Ever wondered why Koreans speak "bad English"?
Why it's so hard to learn Korean?
Why it's so hard to have "normal" conversations with Koreans?
Why it's so hard to fit in with Korean culture and society?
We don't claim to have the perfect answer to these questions, just a few hints that we hope will clarify the situation.
If you have questions, comments or suggestions, we'd be happy to hear from you. Email us at raphael.hadid [at] gmail [dot] com

Are Koreans losing their Korean to the expense of English?

Let me reassure you: no person has ever lost its first language. That is, no matter how much time you may happen to spend abroad or how much you may study a foreign language, your ability to speak your native language will be intact.

The Korean taught in schools, just like all other languages taught in school, is the form spoken by the older upper middle class people and does not take into account the evolved form of language that students speak. The form that students speak will then be taught in schools years later, and that generation will again accuse youngsters of not speaking their language properly, or of losing it, and so on.

The point is that language evolves, and most of the evolution takes place among junior high and senior high school students. These students will come up with new grammar patterns, new words and so on which will not be taught in schools.

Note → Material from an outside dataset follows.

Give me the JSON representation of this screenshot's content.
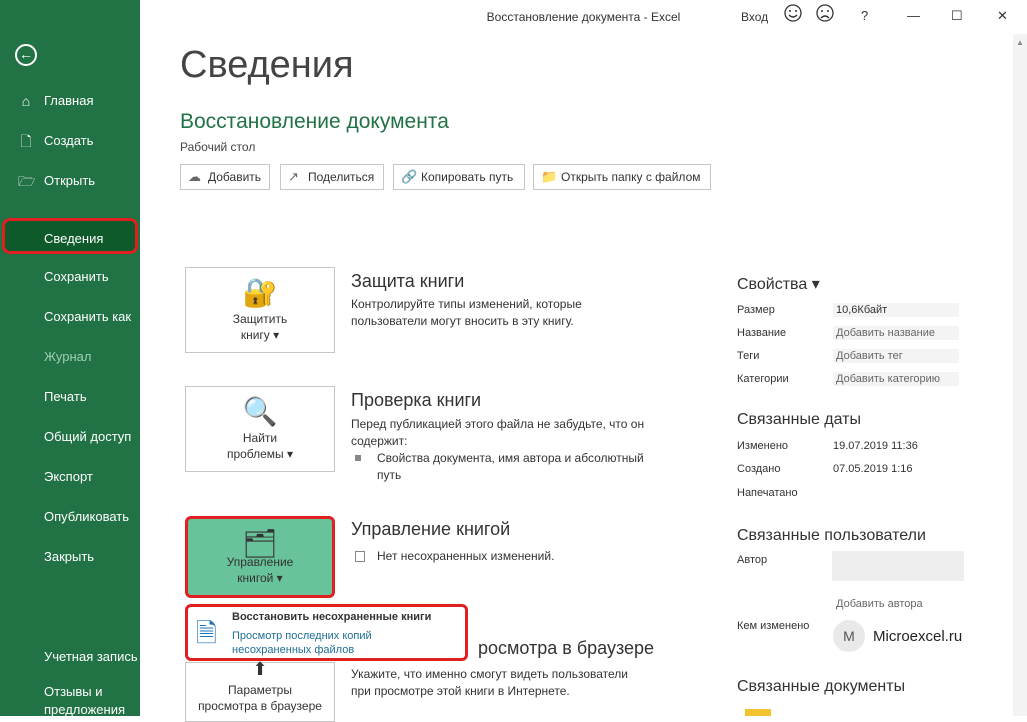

Korea is a socially stratified society, just like the United States and many other countries. Yes their is a lower class in the US even though Americans tend to claim that they all belong to that middle class. As for Korea, there is an upper class, a middle class and a lower class, and the middle class tends to try everything in order to one day belong to that upper class.

During the 1960s, linguists discovered that upper class people had a distinct dialect, which tended to be the one taught in schools in developed countries, and was therefore referred to as the "official language" or as a "language" in opposition to what other classes spoke which tends to be referred to as a dialect.

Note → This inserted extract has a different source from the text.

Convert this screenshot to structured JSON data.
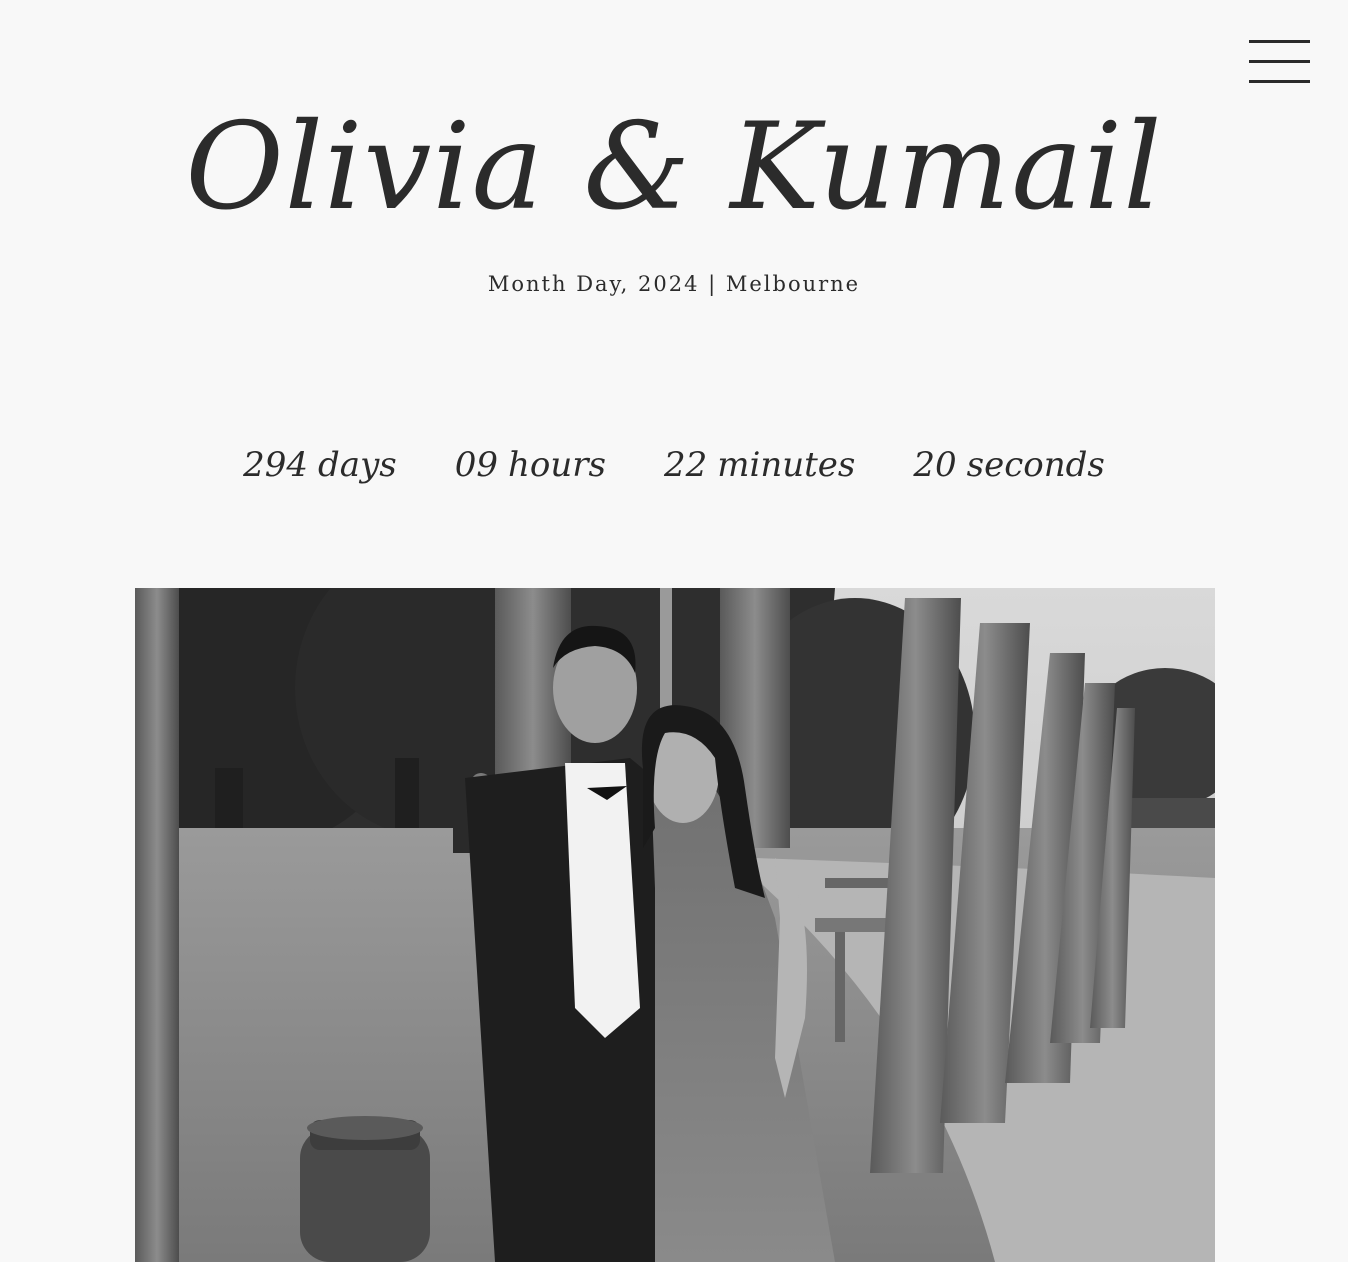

So when Koreans are not speaking the dialect of the "upper class", society tends to be worried that they are not speaking the language properly and that they are losing it. Society will find every pretext to blame these kids for not speaking the proper dialect: they will call them "lazy", or blame them for spending too much time studying foreign languages.

While speaking the upper class dialect in Korea is a big plus to enter upper class circles, the ability of children and lower class people to speak Korean should not be questioned: it is intact, as grammatical, logical and advanced as any other dialect spoken in Korea, including the upper class dialect.